--- Working data ---

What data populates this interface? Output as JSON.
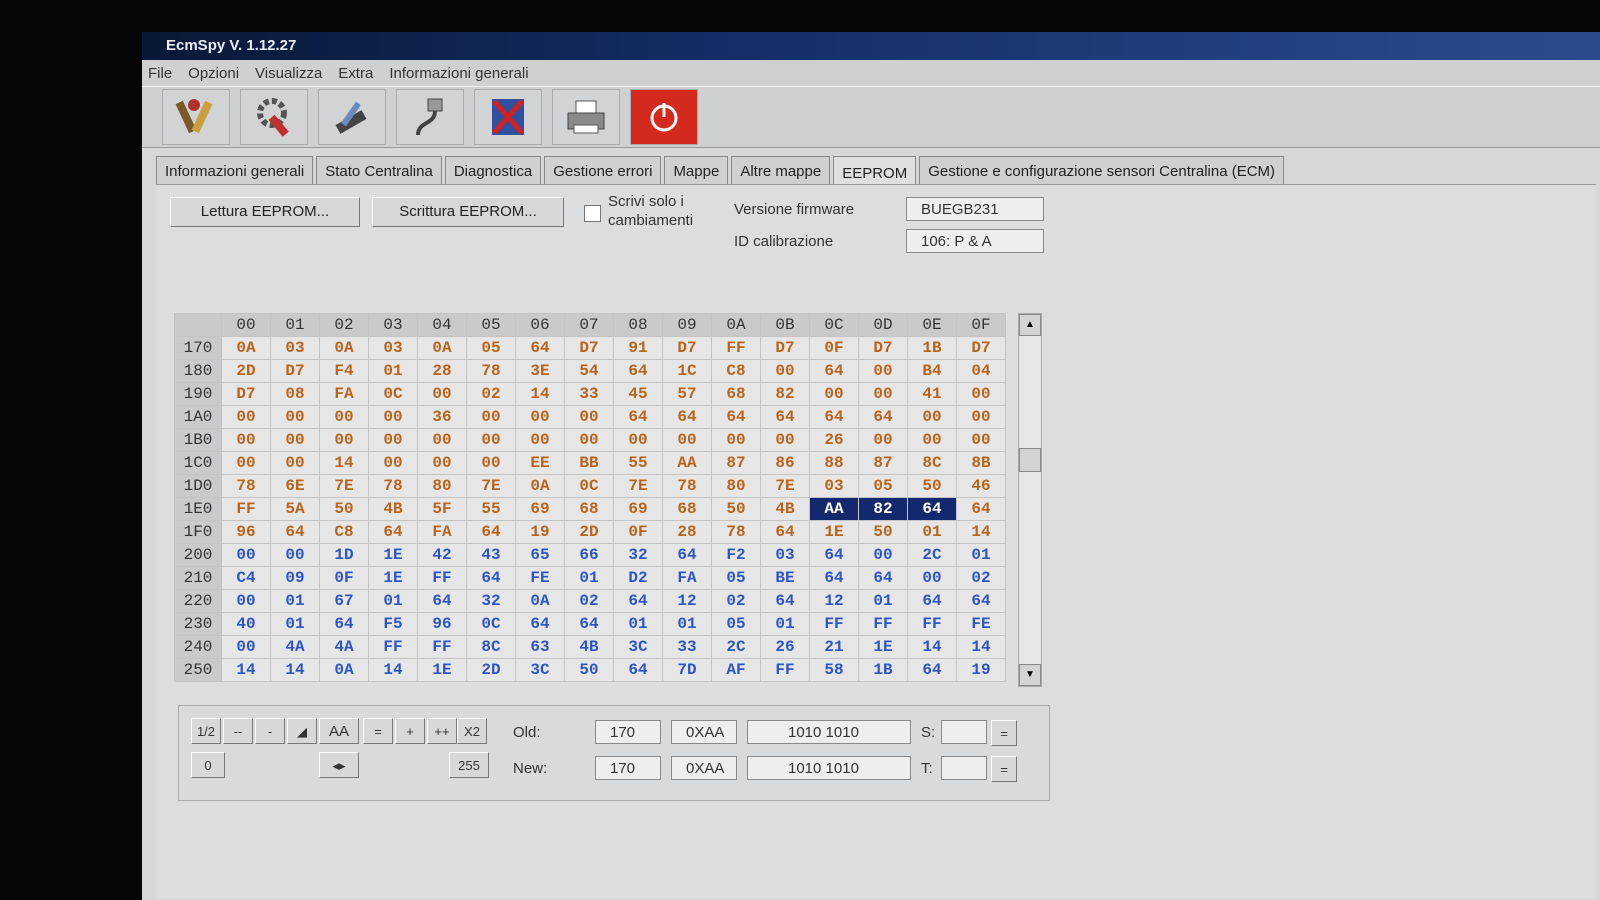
{
  "window": {
    "title": "EcmSpy V. 1.12.27"
  },
  "menu": [
    "File",
    "Opzioni",
    "Visualizza",
    "Extra",
    "Informazioni generali"
  ],
  "toolbar": {
    "icons": [
      "tools-icon",
      "gear-wrench-icon",
      "chip-tool-icon",
      "cable-icon",
      "exit-door-icon",
      "printer-icon",
      "power-icon"
    ]
  },
  "tabs": [
    "Informazioni generali",
    "Stato Centralina",
    "Diagnostica",
    "Gestione errori",
    "Mappe",
    "Altre mappe",
    "EEPROM",
    "Gestione e configurazione sensori Centralina (ECM)"
  ],
  "active_tab": "EEPROM",
  "eeprom": {
    "read_button": "Lettura EEPROM...",
    "write_button": "Scrittura EEPROM...",
    "write_changes_label_1": "Scrivi solo i",
    "write_changes_label_2": "cambiamenti",
    "firmware_label": "Versione firmware",
    "firmware_value": "BUEGB231",
    "calibration_label": "ID calibrazione",
    "calibration_value": "106: P & A"
  },
  "grid": {
    "columns": [
      "00",
      "01",
      "02",
      "03",
      "04",
      "05",
      "06",
      "07",
      "08",
      "09",
      "0A",
      "0B",
      "0C",
      "0D",
      "0E",
      "0F"
    ],
    "rows": [
      {
        "addr": "170",
        "color": "o",
        "cells": [
          "0A",
          "03",
          "0A",
          "03",
          "0A",
          "05",
          "64",
          "D7",
          "91",
          "D7",
          "FF",
          "D7",
          "0F",
          "D7",
          "1B",
          "D7"
        ]
      },
      {
        "addr": "180",
        "color": "o",
        "cells": [
          "2D",
          "D7",
          "F4",
          "01",
          "28",
          "78",
          "3E",
          "54",
          "64",
          "1C",
          "C8",
          "00",
          "64",
          "00",
          "B4",
          "04"
        ]
      },
      {
        "addr": "190",
        "color": "o",
        "cells": [
          "D7",
          "08",
          "FA",
          "0C",
          "00",
          "02",
          "14",
          "33",
          "45",
          "57",
          "68",
          "82",
          "00",
          "00",
          "41",
          "00"
        ]
      },
      {
        "addr": "1A0",
        "color": "o",
        "cells": [
          "00",
          "00",
          "00",
          "00",
          "36",
          "00",
          "00",
          "00",
          "64",
          "64",
          "64",
          "64",
          "64",
          "64",
          "00",
          "00"
        ]
      },
      {
        "addr": "1B0",
        "color": "o",
        "cells": [
          "00",
          "00",
          "00",
          "00",
          "00",
          "00",
          "00",
          "00",
          "00",
          "00",
          "00",
          "00",
          "26",
          "00",
          "00",
          "00"
        ]
      },
      {
        "addr": "1C0",
        "color": "o",
        "cells": [
          "00",
          "00",
          "14",
          "00",
          "00",
          "00",
          "EE",
          "BB",
          "55",
          "AA",
          "87",
          "86",
          "88",
          "87",
          "8C",
          "8B"
        ]
      },
      {
        "addr": "1D0",
        "color": "o",
        "cells": [
          "78",
          "6E",
          "7E",
          "78",
          "80",
          "7E",
          "0A",
          "0C",
          "7E",
          "78",
          "80",
          "7E",
          "03",
          "05",
          "50",
          "46"
        ]
      },
      {
        "addr": "1E0",
        "color": "o",
        "cells": [
          "FF",
          "5A",
          "50",
          "4B",
          "5F",
          "55",
          "69",
          "68",
          "69",
          "68",
          "50",
          "4B",
          "AA",
          "82",
          "64",
          "64"
        ]
      },
      {
        "addr": "1F0",
        "color": "o",
        "cells": [
          "96",
          "64",
          "C8",
          "64",
          "FA",
          "64",
          "19",
          "2D",
          "0F",
          "28",
          "78",
          "64",
          "1E",
          "50",
          "01",
          "14"
        ]
      },
      {
        "addr": "200",
        "color": "b",
        "cells": [
          "00",
          "00",
          "1D",
          "1E",
          "42",
          "43",
          "65",
          "66",
          "32",
          "64",
          "F2",
          "03",
          "64",
          "00",
          "2C",
          "01"
        ]
      },
      {
        "addr": "210",
        "color": "b",
        "cells": [
          "C4",
          "09",
          "0F",
          "1E",
          "FF",
          "64",
          "FE",
          "01",
          "D2",
          "FA",
          "05",
          "BE",
          "64",
          "64",
          "00",
          "02"
        ]
      },
      {
        "addr": "220",
        "color": "b",
        "cells": [
          "00",
          "01",
          "67",
          "01",
          "64",
          "32",
          "0A",
          "02",
          "64",
          "12",
          "02",
          "64",
          "12",
          "01",
          "64",
          "64"
        ]
      },
      {
        "addr": "230",
        "color": "b",
        "cells": [
          "40",
          "01",
          "64",
          "F5",
          "96",
          "0C",
          "64",
          "64",
          "01",
          "01",
          "05",
          "01",
          "FF",
          "FF",
          "FF",
          "FE"
        ]
      },
      {
        "addr": "240",
        "color": "b",
        "cells": [
          "00",
          "4A",
          "4A",
          "FF",
          "FF",
          "8C",
          "63",
          "4B",
          "3C",
          "33",
          "2C",
          "26",
          "21",
          "1E",
          "14",
          "14"
        ]
      },
      {
        "addr": "250",
        "color": "b",
        "cells": [
          "14",
          "14",
          "0A",
          "14",
          "1E",
          "2D",
          "3C",
          "50",
          "64",
          "7D",
          "AF",
          "FF",
          "58",
          "1B",
          "64",
          "19"
        ]
      }
    ],
    "selected": {
      "row": 7,
      "cols": [
        12,
        13,
        14
      ]
    }
  },
  "editor": {
    "btn_half": "1/2",
    "btn_minus2": "--",
    "btn_minus": "-",
    "value_display": "AA",
    "btn_eq": "=",
    "btn_plus": "+",
    "btn_plus2": "++",
    "btn_x2": "X2",
    "btn_zero": "0",
    "btn_255": "255",
    "old_label": "Old:",
    "old_dec": "170",
    "old_hex": "0XAA",
    "old_bin": "1010 1010",
    "new_label": "New:",
    "new_dec": "170",
    "new_hex": "0XAA",
    "new_bin": "1010 1010",
    "s_label": "S:",
    "t_label": "T:",
    "eq_button": "="
  }
}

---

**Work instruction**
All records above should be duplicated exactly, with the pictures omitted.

**Written answer**
What data populates this interface? Output as JSON.
{
  "window": {
    "title": "EcmSpy V. 1.12.27"
  },
  "menu": [
    "File",
    "Opzioni",
    "Visualizza",
    "Extra",
    "Informazioni generali"
  ],
  "toolbar": {
    "icons": [
      "tools-icon",
      "gear-wrench-icon",
      "chip-tool-icon",
      "cable-icon",
      "exit-door-icon",
      "printer-icon",
      "power-icon"
    ]
  },
  "tabs": [
    "Informazioni generali",
    "Stato Centralina",
    "Diagnostica",
    "Gestione errori",
    "Mappe",
    "Altre mappe",
    "EEPROM",
    "Gestione e configurazione sensori Centralina (ECM)"
  ],
  "active_tab": "EEPROM",
  "eeprom": {
    "read_button": "Lettura EEPROM...",
    "write_button": "Scrittura EEPROM...",
    "write_changes_label_1": "Scrivi solo i",
    "write_changes_label_2": "cambiamenti",
    "firmware_label": "Versione firmware",
    "firmware_value": "BUEGB231",
    "calibration_label": "ID calibrazione",
    "calibration_value": "106: P & A"
  },
  "grid": {
    "columns": [
      "00",
      "01",
      "02",
      "03",
      "04",
      "05",
      "06",
      "07",
      "08",
      "09",
      "0A",
      "0B",
      "0C",
      "0D",
      "0E",
      "0F"
    ],
    "rows": [
      {
        "addr": "170",
        "color": "o",
        "cells": [
          "0A",
          "03",
          "0A",
          "03",
          "0A",
          "05",
          "64",
          "D7",
          "91",
          "D7",
          "FF",
          "D7",
          "0F",
          "D7",
          "1B",
          "D7"
        ]
      },
      {
        "addr": "180",
        "color": "o",
        "cells": [
          "2D",
          "D7",
          "F4",
          "01",
          "28",
          "78",
          "3E",
          "54",
          "64",
          "1C",
          "C8",
          "00",
          "64",
          "00",
          "B4",
          "04"
        ]
      },
      {
        "addr": "190",
        "color": "o",
        "cells": [
          "D7",
          "08",
          "FA",
          "0C",
          "00",
          "02",
          "14",
          "33",
          "45",
          "57",
          "68",
          "82",
          "00",
          "00",
          "41",
          "00"
        ]
      },
      {
        "addr": "1A0",
        "color": "o",
        "cells": [
          "00",
          "00",
          "00",
          "00",
          "36",
          "00",
          "00",
          "00",
          "64",
          "64",
          "64",
          "64",
          "64",
          "64",
          "00",
          "00"
        ]
      },
      {
        "addr": "1B0",
        "color": "o",
        "cells": [
          "00",
          "00",
          "00",
          "00",
          "00",
          "00",
          "00",
          "00",
          "00",
          "00",
          "00",
          "00",
          "26",
          "00",
          "00",
          "00"
        ]
      },
      {
        "addr": "1C0",
        "color": "o",
        "cells": [
          "00",
          "00",
          "14",
          "00",
          "00",
          "00",
          "EE",
          "BB",
          "55",
          "AA",
          "87",
          "86",
          "88",
          "87",
          "8C",
          "8B"
        ]
      },
      {
        "addr": "1D0",
        "color": "o",
        "cells": [
          "78",
          "6E",
          "7E",
          "78",
          "80",
          "7E",
          "0A",
          "0C",
          "7E",
          "78",
          "80",
          "7E",
          "03",
          "05",
          "50",
          "46"
        ]
      },
      {
        "addr": "1E0",
        "color": "o",
        "cells": [
          "FF",
          "5A",
          "50",
          "4B",
          "5F",
          "55",
          "69",
          "68",
          "69",
          "68",
          "50",
          "4B",
          "AA",
          "82",
          "64",
          "64"
        ]
      },
      {
        "addr": "1F0",
        "color": "o",
        "cells": [
          "96",
          "64",
          "C8",
          "64",
          "FA",
          "64",
          "19",
          "2D",
          "0F",
          "28",
          "78",
          "64",
          "1E",
          "50",
          "01",
          "14"
        ]
      },
      {
        "addr": "200",
        "color": "b",
        "cells": [
          "00",
          "00",
          "1D",
          "1E",
          "42",
          "43",
          "65",
          "66",
          "32",
          "64",
          "F2",
          "03",
          "64",
          "00",
          "2C",
          "01"
        ]
      },
      {
        "addr": "210",
        "color": "b",
        "cells": [
          "C4",
          "09",
          "0F",
          "1E",
          "FF",
          "64",
          "FE",
          "01",
          "D2",
          "FA",
          "05",
          "BE",
          "64",
          "64",
          "00",
          "02"
        ]
      },
      {
        "addr": "220",
        "color": "b",
        "cells": [
          "00",
          "01",
          "67",
          "01",
          "64",
          "32",
          "0A",
          "02",
          "64",
          "12",
          "02",
          "64",
          "12",
          "01",
          "64",
          "64"
        ]
      },
      {
        "addr": "230",
        "color": "b",
        "cells": [
          "40",
          "01",
          "64",
          "F5",
          "96",
          "0C",
          "64",
          "64",
          "01",
          "01",
          "05",
          "01",
          "FF",
          "FF",
          "FF",
          "FE"
        ]
      },
      {
        "addr": "240",
        "color": "b",
        "cells": [
          "00",
          "4A",
          "4A",
          "FF",
          "FF",
          "8C",
          "63",
          "4B",
          "3C",
          "33",
          "2C",
          "26",
          "21",
          "1E",
          "14",
          "14"
        ]
      },
      {
        "addr": "250",
        "color": "b",
        "cells": [
          "14",
          "14",
          "0A",
          "14",
          "1E",
          "2D",
          "3C",
          "50",
          "64",
          "7D",
          "AF",
          "FF",
          "58",
          "1B",
          "64",
          "19"
        ]
      }
    ],
    "selected": {
      "row": 7,
      "cols": [
        12,
        13,
        14
      ]
    }
  },
  "editor": {
    "btn_half": "1/2",
    "btn_minus2": "--",
    "btn_minus": "-",
    "value_display": "AA",
    "btn_eq": "=",
    "btn_plus": "+",
    "btn_plus2": "++",
    "btn_x2": "X2",
    "btn_zero": "0",
    "btn_255": "255",
    "old_label": "Old:",
    "old_dec": "170",
    "old_hex": "0XAA",
    "old_bin": "1010 1010",
    "new_label": "New:",
    "new_dec": "170",
    "new_hex": "0XAA",
    "new_bin": "1010 1010",
    "s_label": "S:",
    "t_label": "T:",
    "eq_button": "="
  }
}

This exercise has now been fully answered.